[THE TASK] An exact copy of all the lines below is required, with every image left out.

** Opening RECORDED DATA block **

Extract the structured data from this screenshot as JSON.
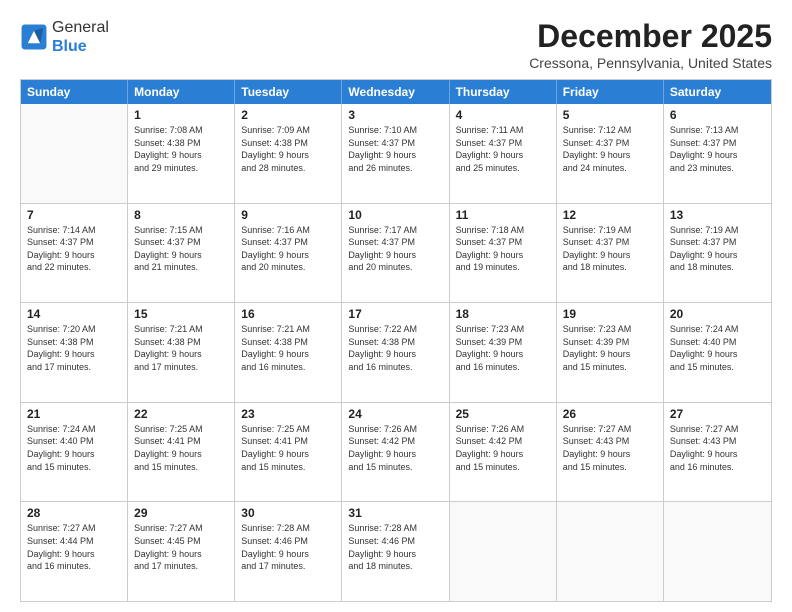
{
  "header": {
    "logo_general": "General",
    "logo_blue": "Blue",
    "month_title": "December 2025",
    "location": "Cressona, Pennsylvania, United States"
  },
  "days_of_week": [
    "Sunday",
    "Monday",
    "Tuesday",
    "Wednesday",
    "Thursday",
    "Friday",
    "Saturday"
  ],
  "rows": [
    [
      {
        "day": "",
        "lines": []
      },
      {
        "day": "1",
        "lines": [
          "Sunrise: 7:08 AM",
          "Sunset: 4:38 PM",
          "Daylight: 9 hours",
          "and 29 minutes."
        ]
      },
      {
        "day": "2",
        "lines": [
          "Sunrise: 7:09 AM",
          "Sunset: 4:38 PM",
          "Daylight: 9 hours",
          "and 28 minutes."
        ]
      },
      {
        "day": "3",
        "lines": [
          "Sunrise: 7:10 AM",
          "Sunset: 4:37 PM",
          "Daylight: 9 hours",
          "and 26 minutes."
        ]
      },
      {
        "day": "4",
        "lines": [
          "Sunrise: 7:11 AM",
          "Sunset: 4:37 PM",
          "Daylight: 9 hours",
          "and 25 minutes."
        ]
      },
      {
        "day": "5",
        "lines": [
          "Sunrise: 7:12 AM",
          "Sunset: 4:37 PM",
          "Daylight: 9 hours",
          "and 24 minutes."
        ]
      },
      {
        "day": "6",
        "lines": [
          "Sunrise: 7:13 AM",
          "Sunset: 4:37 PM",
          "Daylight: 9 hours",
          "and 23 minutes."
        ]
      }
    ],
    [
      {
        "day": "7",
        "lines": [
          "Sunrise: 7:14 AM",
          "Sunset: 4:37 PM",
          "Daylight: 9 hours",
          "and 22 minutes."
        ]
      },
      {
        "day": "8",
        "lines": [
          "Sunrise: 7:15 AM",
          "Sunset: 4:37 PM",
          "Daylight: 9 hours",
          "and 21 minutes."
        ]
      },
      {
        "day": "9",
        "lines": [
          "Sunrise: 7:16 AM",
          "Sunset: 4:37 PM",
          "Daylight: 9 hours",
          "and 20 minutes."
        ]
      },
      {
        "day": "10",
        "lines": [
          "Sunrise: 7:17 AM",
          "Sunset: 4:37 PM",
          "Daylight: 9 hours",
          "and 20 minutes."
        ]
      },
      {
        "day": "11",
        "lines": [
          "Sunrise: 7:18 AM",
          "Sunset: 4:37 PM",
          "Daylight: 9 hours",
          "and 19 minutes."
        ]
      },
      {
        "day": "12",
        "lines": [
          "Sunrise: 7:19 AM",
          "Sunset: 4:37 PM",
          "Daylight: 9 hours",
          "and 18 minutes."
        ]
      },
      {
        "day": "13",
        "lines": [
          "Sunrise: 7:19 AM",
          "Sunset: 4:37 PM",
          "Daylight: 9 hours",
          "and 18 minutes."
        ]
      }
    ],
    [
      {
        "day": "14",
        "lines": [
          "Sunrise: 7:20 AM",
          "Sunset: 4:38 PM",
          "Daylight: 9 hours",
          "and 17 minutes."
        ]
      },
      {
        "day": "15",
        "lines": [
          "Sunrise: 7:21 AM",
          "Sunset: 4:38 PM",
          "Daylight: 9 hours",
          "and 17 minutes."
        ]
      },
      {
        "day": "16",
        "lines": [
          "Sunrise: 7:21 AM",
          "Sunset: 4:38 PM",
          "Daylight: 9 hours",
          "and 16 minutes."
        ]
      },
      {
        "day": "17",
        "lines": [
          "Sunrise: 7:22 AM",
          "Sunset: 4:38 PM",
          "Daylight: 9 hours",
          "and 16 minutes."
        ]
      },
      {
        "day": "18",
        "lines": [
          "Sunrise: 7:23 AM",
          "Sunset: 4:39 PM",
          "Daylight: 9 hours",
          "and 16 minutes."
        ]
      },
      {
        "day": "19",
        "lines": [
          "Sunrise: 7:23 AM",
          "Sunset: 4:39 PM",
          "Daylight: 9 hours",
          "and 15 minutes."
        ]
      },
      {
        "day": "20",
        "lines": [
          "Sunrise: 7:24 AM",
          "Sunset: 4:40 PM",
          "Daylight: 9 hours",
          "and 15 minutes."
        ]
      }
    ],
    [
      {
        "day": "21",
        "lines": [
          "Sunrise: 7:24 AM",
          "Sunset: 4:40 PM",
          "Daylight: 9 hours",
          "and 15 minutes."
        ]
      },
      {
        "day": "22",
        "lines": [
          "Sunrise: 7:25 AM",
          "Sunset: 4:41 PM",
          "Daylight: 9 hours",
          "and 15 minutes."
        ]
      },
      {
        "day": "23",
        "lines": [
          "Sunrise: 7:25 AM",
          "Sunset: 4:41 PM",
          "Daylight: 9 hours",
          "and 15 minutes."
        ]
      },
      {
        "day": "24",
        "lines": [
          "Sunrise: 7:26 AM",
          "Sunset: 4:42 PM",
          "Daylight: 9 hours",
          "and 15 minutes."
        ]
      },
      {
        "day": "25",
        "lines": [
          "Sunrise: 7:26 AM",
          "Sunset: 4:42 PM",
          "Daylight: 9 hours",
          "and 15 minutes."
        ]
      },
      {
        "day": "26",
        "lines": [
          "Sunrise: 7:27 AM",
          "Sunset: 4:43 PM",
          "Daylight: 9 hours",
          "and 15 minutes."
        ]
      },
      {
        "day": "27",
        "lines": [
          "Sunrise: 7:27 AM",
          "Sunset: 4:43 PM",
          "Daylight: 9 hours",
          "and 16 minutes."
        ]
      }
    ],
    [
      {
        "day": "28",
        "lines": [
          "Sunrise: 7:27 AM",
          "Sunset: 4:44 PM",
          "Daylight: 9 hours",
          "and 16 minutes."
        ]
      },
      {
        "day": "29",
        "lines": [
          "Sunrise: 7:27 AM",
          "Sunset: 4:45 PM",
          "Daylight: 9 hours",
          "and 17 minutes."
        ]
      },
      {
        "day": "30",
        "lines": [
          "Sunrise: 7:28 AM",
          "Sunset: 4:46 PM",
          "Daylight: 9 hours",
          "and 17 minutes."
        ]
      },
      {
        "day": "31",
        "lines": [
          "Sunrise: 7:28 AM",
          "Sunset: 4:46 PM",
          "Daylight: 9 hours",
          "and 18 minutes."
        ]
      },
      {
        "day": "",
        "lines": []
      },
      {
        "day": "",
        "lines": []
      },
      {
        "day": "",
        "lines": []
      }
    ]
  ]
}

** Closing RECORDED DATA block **

[SOLUTION TO THE PROBLEM]
Extract the structured data from this screenshot as JSON.
{
  "header": {
    "logo_general": "General",
    "logo_blue": "Blue",
    "month_title": "December 2025",
    "location": "Cressona, Pennsylvania, United States"
  },
  "days_of_week": [
    "Sunday",
    "Monday",
    "Tuesday",
    "Wednesday",
    "Thursday",
    "Friday",
    "Saturday"
  ],
  "rows": [
    [
      {
        "day": "",
        "lines": []
      },
      {
        "day": "1",
        "lines": [
          "Sunrise: 7:08 AM",
          "Sunset: 4:38 PM",
          "Daylight: 9 hours",
          "and 29 minutes."
        ]
      },
      {
        "day": "2",
        "lines": [
          "Sunrise: 7:09 AM",
          "Sunset: 4:38 PM",
          "Daylight: 9 hours",
          "and 28 minutes."
        ]
      },
      {
        "day": "3",
        "lines": [
          "Sunrise: 7:10 AM",
          "Sunset: 4:37 PM",
          "Daylight: 9 hours",
          "and 26 minutes."
        ]
      },
      {
        "day": "4",
        "lines": [
          "Sunrise: 7:11 AM",
          "Sunset: 4:37 PM",
          "Daylight: 9 hours",
          "and 25 minutes."
        ]
      },
      {
        "day": "5",
        "lines": [
          "Sunrise: 7:12 AM",
          "Sunset: 4:37 PM",
          "Daylight: 9 hours",
          "and 24 minutes."
        ]
      },
      {
        "day": "6",
        "lines": [
          "Sunrise: 7:13 AM",
          "Sunset: 4:37 PM",
          "Daylight: 9 hours",
          "and 23 minutes."
        ]
      }
    ],
    [
      {
        "day": "7",
        "lines": [
          "Sunrise: 7:14 AM",
          "Sunset: 4:37 PM",
          "Daylight: 9 hours",
          "and 22 minutes."
        ]
      },
      {
        "day": "8",
        "lines": [
          "Sunrise: 7:15 AM",
          "Sunset: 4:37 PM",
          "Daylight: 9 hours",
          "and 21 minutes."
        ]
      },
      {
        "day": "9",
        "lines": [
          "Sunrise: 7:16 AM",
          "Sunset: 4:37 PM",
          "Daylight: 9 hours",
          "and 20 minutes."
        ]
      },
      {
        "day": "10",
        "lines": [
          "Sunrise: 7:17 AM",
          "Sunset: 4:37 PM",
          "Daylight: 9 hours",
          "and 20 minutes."
        ]
      },
      {
        "day": "11",
        "lines": [
          "Sunrise: 7:18 AM",
          "Sunset: 4:37 PM",
          "Daylight: 9 hours",
          "and 19 minutes."
        ]
      },
      {
        "day": "12",
        "lines": [
          "Sunrise: 7:19 AM",
          "Sunset: 4:37 PM",
          "Daylight: 9 hours",
          "and 18 minutes."
        ]
      },
      {
        "day": "13",
        "lines": [
          "Sunrise: 7:19 AM",
          "Sunset: 4:37 PM",
          "Daylight: 9 hours",
          "and 18 minutes."
        ]
      }
    ],
    [
      {
        "day": "14",
        "lines": [
          "Sunrise: 7:20 AM",
          "Sunset: 4:38 PM",
          "Daylight: 9 hours",
          "and 17 minutes."
        ]
      },
      {
        "day": "15",
        "lines": [
          "Sunrise: 7:21 AM",
          "Sunset: 4:38 PM",
          "Daylight: 9 hours",
          "and 17 minutes."
        ]
      },
      {
        "day": "16",
        "lines": [
          "Sunrise: 7:21 AM",
          "Sunset: 4:38 PM",
          "Daylight: 9 hours",
          "and 16 minutes."
        ]
      },
      {
        "day": "17",
        "lines": [
          "Sunrise: 7:22 AM",
          "Sunset: 4:38 PM",
          "Daylight: 9 hours",
          "and 16 minutes."
        ]
      },
      {
        "day": "18",
        "lines": [
          "Sunrise: 7:23 AM",
          "Sunset: 4:39 PM",
          "Daylight: 9 hours",
          "and 16 minutes."
        ]
      },
      {
        "day": "19",
        "lines": [
          "Sunrise: 7:23 AM",
          "Sunset: 4:39 PM",
          "Daylight: 9 hours",
          "and 15 minutes."
        ]
      },
      {
        "day": "20",
        "lines": [
          "Sunrise: 7:24 AM",
          "Sunset: 4:40 PM",
          "Daylight: 9 hours",
          "and 15 minutes."
        ]
      }
    ],
    [
      {
        "day": "21",
        "lines": [
          "Sunrise: 7:24 AM",
          "Sunset: 4:40 PM",
          "Daylight: 9 hours",
          "and 15 minutes."
        ]
      },
      {
        "day": "22",
        "lines": [
          "Sunrise: 7:25 AM",
          "Sunset: 4:41 PM",
          "Daylight: 9 hours",
          "and 15 minutes."
        ]
      },
      {
        "day": "23",
        "lines": [
          "Sunrise: 7:25 AM",
          "Sunset: 4:41 PM",
          "Daylight: 9 hours",
          "and 15 minutes."
        ]
      },
      {
        "day": "24",
        "lines": [
          "Sunrise: 7:26 AM",
          "Sunset: 4:42 PM",
          "Daylight: 9 hours",
          "and 15 minutes."
        ]
      },
      {
        "day": "25",
        "lines": [
          "Sunrise: 7:26 AM",
          "Sunset: 4:42 PM",
          "Daylight: 9 hours",
          "and 15 minutes."
        ]
      },
      {
        "day": "26",
        "lines": [
          "Sunrise: 7:27 AM",
          "Sunset: 4:43 PM",
          "Daylight: 9 hours",
          "and 15 minutes."
        ]
      },
      {
        "day": "27",
        "lines": [
          "Sunrise: 7:27 AM",
          "Sunset: 4:43 PM",
          "Daylight: 9 hours",
          "and 16 minutes."
        ]
      }
    ],
    [
      {
        "day": "28",
        "lines": [
          "Sunrise: 7:27 AM",
          "Sunset: 4:44 PM",
          "Daylight: 9 hours",
          "and 16 minutes."
        ]
      },
      {
        "day": "29",
        "lines": [
          "Sunrise: 7:27 AM",
          "Sunset: 4:45 PM",
          "Daylight: 9 hours",
          "and 17 minutes."
        ]
      },
      {
        "day": "30",
        "lines": [
          "Sunrise: 7:28 AM",
          "Sunset: 4:46 PM",
          "Daylight: 9 hours",
          "and 17 minutes."
        ]
      },
      {
        "day": "31",
        "lines": [
          "Sunrise: 7:28 AM",
          "Sunset: 4:46 PM",
          "Daylight: 9 hours",
          "and 18 minutes."
        ]
      },
      {
        "day": "",
        "lines": []
      },
      {
        "day": "",
        "lines": []
      },
      {
        "day": "",
        "lines": []
      }
    ]
  ]
}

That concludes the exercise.